Grahic Jump Location
Fig. 3

Surface texture of Mancos shale sample (1SP) before (a) and after (b) exposure to distilled water

Grahic Jump Location
Fig. 9

Pore pressure prediction at 1.01 Rw for different fracture to matrix hydraulic coefficient ratios after 24 hr of exposure using time-independent coefficients

Grahic Jump Location
Fig. 7

Schematic of the discontinuous rock model, shale matrix is located between two parallel fracture planes

Grahic Jump Location
Fig. 6

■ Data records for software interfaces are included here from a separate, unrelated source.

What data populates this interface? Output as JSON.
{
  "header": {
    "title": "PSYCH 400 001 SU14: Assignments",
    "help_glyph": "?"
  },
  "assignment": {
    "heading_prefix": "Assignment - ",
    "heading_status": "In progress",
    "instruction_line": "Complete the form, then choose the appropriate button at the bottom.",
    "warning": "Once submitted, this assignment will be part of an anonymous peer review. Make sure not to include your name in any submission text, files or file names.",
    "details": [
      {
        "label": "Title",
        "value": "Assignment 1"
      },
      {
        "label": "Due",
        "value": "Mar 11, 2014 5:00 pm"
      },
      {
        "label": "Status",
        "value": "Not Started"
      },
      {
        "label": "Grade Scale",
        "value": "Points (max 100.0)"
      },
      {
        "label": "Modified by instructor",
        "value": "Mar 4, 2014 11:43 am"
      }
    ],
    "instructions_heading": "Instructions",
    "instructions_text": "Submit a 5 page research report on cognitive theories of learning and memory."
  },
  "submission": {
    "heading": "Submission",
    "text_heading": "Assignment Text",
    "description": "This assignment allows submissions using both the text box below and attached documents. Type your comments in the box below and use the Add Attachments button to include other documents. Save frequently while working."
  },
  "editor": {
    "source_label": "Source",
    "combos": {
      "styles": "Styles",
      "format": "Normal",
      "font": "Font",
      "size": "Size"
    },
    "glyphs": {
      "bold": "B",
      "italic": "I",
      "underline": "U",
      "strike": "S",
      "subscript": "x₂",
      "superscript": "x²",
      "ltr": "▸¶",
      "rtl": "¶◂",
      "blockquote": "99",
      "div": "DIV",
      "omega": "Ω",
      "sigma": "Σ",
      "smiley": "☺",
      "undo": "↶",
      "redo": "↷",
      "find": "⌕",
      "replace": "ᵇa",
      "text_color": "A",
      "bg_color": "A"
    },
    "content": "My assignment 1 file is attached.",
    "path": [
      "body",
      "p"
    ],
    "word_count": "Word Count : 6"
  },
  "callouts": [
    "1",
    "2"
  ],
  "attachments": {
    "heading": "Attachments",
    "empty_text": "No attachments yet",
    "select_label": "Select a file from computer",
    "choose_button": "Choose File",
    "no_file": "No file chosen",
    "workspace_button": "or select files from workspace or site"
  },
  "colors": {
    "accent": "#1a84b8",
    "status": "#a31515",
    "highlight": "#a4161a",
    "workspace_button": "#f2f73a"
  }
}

Comparison of transport coefficients versus time as a function of bedding plane orientation derived from curve fitting results

Grahic Jump Location
Fig. 8

Pore pressure prediction versus depth at 1.01 Rw and 1.1 Rw for different models after 24 hr of shale exposure to drilling fluid

Grahic Jump Location
Fig. 10

Pore pressure profile versus depth at 1.01 Rw for different osmotic to hydraulic coefficient ratios after 24 hr of fluid exposure using time independent coefficients

Grahic Jump Location
Fig. 11

Pore pressure distribution around the wellbore as a function of depth after 24 hr exposure to drilling fluid for a horizontal shale layer

Grahic Jump Location
Fig. 12

Pore pressure distribution as a function of depth around the wellbore after 24 hr exposure to drilling fluid for an inclined shale layer

Tables

Errata

Discussions

Some tools below are only available to our subscribers or users with an online account.

Related Content

Customize your page view by dragging and repositioning the boxes below.

Related Journal Articles
Related eBook Content
Topic Collections

Sorry! You do not have access to this content. For assistance or to subscribe, please contact us:

  • TELEPHONE: 1-800-843-2763 (Toll-free in the USA)
  • EMAIL: asmedigitalcollection@asme.org
Sign In